If we’ve been paying any attention at all these last six months, we understand: We will, too.

Aunt Ruth’s Message for Obama

Monday, January 19th, 2009

Instead of going down to brave the crowds and see Bruce Springsteen and Bono on the Mall this afternoon, I got in my car and drove north, up Connecticut Aveune, to vist my Aunt Ruth in Silver Spring, MD.

She’s not my aunt, actually. She’s my great aunt — my father’s aunt — 98 years old, and still capable of smart, engaging conversations. She’s one of my father’s only living relatives from that generation, and all those years I lived in Washington, in my 20’s, I made it a point to get to know her.

It amazes me that she was my grandmother’s sister. My “grandmother” on that side, Lillian, died when my dad was three. But Ruth will tell me stories about Lillian, stories that make me think she really lived, once.

I pick Ruth up this afternoon at her apartment, where she lives with an aide, Virginia, who has become a friend, too, over the years. On this day, we drive out to the Olney Grille — one of Ruth’s favorite haunts. She orders Rockfish, no butter, no sauce, no nothing, and a side of fries.

I knew that she voted for Obama — this 98-year-old, four-foot-something Jewish woman with flaming orange-red hair. She was not exactly Obama’s most reliable demographic. So I ask her: Why?

“I like him because he’s black,” she says. “I like him because he’s handsome. I like him because he’s reached the top of the ladder in an adverse society.”

Also, she says: “I hated the Republican.”

Odama, Ruth says, at one point. Obada …

“Uh uh,” Virgina says. “Oh-bama.”

Virginia, a native of the Ivory Coast, offered that after the election, Ruth had confided in her — she never thought she’d live to see a black man elected president.

“America is great,” Aunt Ruth says.

Aunt Ruth, who grew up in the town of Grodno, Poland, not far from Krakow, in the shadow of what would later become Auschwitz. She lived there with her brother, Isaac, and her sisters Anne and Lillian, until she was 9. Her father imported lumber from Koenigsburg, Germany, and ran a small business.

Ruth still remembers the days in the Old Country. They were robbed. Her father and brother were incarcerated. She tells a story — I can see her struggle with the details — of the day a woman came up to her mother screaming “don’t ask questions, run, run, run.” Her mother immediately went down to a military yard, and found that her son and husband were about to be shot. She distracted the assailants; her brother managed to escape — he clambered to a nearby roof, and hid.
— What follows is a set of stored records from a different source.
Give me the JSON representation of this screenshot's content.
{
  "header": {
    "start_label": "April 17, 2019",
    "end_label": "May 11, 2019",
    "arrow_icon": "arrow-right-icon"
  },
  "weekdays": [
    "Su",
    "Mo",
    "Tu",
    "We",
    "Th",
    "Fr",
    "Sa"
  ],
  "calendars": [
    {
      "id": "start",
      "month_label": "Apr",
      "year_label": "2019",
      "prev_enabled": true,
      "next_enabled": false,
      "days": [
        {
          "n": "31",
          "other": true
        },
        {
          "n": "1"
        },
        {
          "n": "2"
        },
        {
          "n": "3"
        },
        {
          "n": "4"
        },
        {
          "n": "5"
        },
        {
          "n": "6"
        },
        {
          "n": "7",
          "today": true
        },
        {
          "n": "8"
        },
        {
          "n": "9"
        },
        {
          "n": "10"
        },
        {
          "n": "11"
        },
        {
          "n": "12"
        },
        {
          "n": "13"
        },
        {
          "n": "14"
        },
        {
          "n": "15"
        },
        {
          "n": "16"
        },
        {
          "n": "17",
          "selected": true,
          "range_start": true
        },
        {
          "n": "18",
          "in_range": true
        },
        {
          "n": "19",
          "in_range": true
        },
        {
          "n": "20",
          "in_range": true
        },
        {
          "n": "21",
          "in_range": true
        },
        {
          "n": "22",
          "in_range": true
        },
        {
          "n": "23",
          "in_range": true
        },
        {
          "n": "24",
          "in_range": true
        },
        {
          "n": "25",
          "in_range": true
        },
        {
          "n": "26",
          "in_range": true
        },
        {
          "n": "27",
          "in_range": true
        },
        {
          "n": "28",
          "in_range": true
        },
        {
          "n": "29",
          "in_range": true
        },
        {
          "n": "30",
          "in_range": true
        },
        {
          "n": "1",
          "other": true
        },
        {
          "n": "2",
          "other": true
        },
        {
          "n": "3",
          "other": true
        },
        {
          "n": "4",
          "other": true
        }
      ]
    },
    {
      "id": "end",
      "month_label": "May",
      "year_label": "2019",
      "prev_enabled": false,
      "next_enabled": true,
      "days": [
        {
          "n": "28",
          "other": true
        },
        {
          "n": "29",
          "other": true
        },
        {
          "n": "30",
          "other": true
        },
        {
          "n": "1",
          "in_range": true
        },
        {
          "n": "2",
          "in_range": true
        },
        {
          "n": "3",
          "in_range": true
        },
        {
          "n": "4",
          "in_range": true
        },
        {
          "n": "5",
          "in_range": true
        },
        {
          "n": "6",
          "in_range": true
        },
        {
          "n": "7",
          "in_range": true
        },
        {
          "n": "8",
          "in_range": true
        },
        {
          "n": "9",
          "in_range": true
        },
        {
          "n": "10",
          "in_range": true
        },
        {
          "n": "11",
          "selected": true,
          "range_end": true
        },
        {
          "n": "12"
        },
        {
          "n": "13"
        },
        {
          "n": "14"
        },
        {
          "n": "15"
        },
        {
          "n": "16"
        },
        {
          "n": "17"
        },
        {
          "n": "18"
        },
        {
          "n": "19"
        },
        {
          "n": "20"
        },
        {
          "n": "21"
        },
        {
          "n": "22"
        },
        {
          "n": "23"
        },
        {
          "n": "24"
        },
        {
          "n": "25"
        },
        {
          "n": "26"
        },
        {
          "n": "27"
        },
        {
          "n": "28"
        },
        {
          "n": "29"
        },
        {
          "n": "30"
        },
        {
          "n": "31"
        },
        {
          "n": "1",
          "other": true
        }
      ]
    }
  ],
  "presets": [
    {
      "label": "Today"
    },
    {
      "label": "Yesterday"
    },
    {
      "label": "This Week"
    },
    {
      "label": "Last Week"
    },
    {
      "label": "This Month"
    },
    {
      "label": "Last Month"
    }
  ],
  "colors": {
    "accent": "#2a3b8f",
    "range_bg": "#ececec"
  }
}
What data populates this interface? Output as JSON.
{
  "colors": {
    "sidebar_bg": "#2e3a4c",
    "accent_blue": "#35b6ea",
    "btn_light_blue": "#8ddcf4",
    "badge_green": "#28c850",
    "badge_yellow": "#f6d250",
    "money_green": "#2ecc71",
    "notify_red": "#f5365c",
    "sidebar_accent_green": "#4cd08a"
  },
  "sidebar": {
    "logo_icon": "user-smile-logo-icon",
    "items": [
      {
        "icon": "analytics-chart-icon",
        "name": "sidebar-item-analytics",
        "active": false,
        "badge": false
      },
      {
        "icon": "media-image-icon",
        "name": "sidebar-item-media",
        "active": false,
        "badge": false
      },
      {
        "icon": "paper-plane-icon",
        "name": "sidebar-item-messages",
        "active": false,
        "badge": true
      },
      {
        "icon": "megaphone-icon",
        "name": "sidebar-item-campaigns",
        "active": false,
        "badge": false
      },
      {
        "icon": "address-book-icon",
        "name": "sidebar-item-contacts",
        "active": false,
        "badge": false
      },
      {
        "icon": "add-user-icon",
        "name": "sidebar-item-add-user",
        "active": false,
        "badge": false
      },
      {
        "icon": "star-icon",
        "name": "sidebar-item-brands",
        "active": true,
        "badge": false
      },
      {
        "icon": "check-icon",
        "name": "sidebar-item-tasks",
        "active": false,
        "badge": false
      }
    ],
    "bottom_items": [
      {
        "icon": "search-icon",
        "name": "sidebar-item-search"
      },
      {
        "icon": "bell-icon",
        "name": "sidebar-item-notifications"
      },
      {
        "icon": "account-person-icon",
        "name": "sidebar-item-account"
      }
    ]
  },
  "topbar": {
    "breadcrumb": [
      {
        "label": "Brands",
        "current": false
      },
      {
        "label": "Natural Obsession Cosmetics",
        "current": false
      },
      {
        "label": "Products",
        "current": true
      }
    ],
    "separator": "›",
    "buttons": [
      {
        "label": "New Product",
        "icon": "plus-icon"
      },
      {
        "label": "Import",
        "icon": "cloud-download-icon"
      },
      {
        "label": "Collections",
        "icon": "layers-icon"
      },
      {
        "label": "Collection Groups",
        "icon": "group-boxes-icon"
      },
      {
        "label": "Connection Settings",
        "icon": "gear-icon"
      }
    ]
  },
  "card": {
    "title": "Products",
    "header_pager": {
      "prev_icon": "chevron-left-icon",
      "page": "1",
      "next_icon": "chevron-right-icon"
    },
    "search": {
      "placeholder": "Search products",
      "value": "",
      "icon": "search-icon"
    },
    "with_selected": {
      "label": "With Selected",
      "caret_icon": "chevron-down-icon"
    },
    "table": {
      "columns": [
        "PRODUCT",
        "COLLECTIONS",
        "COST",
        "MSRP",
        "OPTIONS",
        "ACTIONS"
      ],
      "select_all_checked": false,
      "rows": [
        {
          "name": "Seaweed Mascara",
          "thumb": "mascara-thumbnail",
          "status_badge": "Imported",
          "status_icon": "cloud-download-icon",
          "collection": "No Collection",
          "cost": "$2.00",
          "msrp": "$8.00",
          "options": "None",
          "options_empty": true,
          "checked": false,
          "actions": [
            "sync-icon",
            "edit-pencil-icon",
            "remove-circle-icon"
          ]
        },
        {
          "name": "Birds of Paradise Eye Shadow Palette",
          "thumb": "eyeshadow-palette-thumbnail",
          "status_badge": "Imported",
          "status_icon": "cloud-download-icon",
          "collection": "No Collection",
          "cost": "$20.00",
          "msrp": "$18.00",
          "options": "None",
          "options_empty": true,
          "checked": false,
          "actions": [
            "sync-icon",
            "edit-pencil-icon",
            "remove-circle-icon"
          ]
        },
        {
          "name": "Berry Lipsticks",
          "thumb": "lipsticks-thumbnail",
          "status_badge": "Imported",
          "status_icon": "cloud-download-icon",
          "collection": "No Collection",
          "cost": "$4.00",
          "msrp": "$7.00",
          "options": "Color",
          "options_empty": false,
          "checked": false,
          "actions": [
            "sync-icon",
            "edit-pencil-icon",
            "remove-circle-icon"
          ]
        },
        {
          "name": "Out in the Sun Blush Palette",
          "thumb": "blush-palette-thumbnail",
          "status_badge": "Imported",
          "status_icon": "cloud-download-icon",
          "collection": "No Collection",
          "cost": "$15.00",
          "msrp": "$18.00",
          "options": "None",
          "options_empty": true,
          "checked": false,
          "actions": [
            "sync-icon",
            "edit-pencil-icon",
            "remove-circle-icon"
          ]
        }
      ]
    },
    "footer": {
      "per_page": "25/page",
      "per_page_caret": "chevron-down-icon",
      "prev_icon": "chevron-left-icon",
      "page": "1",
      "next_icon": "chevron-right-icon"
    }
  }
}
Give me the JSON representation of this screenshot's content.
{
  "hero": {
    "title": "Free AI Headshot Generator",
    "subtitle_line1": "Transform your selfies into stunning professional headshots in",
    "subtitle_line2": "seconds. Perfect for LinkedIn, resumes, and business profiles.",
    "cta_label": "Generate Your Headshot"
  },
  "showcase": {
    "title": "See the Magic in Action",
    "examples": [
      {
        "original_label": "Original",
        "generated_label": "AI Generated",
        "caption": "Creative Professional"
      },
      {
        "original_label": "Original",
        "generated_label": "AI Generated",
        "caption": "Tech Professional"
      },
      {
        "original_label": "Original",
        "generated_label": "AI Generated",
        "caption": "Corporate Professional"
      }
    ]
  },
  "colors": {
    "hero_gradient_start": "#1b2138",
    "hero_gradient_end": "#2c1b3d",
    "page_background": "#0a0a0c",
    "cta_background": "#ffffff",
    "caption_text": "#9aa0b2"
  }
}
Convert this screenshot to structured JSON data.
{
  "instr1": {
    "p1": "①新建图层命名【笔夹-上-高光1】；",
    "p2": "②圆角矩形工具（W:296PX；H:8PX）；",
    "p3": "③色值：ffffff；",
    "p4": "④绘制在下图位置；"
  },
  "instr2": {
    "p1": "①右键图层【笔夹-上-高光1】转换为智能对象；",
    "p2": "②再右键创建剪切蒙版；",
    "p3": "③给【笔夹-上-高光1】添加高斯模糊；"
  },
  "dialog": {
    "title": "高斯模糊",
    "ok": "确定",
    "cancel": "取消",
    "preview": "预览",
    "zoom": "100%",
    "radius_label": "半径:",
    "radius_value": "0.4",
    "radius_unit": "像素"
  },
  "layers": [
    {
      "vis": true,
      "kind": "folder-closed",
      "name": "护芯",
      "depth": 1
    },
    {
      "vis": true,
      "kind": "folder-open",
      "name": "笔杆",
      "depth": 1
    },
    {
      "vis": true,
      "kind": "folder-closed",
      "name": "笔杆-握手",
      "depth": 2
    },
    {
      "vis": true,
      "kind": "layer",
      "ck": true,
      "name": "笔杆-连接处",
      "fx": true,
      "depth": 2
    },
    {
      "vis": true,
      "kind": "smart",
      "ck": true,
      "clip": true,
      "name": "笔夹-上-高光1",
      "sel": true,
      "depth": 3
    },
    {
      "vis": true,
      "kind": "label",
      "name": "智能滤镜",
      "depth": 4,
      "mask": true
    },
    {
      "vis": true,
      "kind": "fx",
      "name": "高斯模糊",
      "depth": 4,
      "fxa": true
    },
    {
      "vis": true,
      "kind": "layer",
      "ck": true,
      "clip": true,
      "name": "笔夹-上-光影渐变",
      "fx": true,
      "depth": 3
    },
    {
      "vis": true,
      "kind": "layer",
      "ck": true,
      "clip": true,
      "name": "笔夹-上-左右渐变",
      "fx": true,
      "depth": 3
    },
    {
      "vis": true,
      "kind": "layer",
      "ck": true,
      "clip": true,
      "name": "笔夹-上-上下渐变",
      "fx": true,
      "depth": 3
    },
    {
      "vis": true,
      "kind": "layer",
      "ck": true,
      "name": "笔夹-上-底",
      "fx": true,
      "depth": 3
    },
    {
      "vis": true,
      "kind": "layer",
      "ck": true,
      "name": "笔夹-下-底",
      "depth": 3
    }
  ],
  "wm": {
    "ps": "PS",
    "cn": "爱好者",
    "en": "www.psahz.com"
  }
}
Her husband escaped as well.

I ask Ruth: Why did they do these things to you? What was your crime?

Ruth is nearly incredulous. “Being a Jew!” she says.

She’s sitting across from me, dwarfed by the bench and table. She wears a white knitted cap, a red and blue striped shirt, and a pearl necklace with a low hanging, ornate green rose. The whole time we are in the restaurant, she never takes off her coat. On the TV at the bar behind her, the Philadelphia Eagles are mounting a furious comeback.

Her earliest memories of a U.S. president involve Calvin Coolidge, who served in the White House from 1923 to 1928. Of FDR, she says: “He was alright, until he didn’t let the Jews in.”

Make no mistake. Ruth is a tough critic. I onced asked her if she liked my short stories, which I’ve sent her over the years. She says, to be frank, that she prefers longer stories and larger print.

She can be equally tough on herself. “My thoughts about Obama are worthless, because we haven’t seen him yet in action,” she says. “It’s a new philosophy and a new day and there are a lot of new things to come.”

You’ve lived a long time, Aunt Ruth. What advice would you have for President Obama?

“Two things,” she says, without hesitating. “Help Israel. Work against anti-Semitism in this country.”

President-elect Obada, take note: You’ve got your work cut out for you if you want my Aunt Ruth’s support in 2012. Don’t take the 102-year-old red-headed Jewish women for granted.

“You’re the light of my life,” Aunt Ruth tells me, whenever she sees me.

She finishes the last french fry. Leaves one small bite of fish on her plate.

And I truly treasure her. I’d never come to Washington without seeing her. I don’t care who’s getting inaugurated.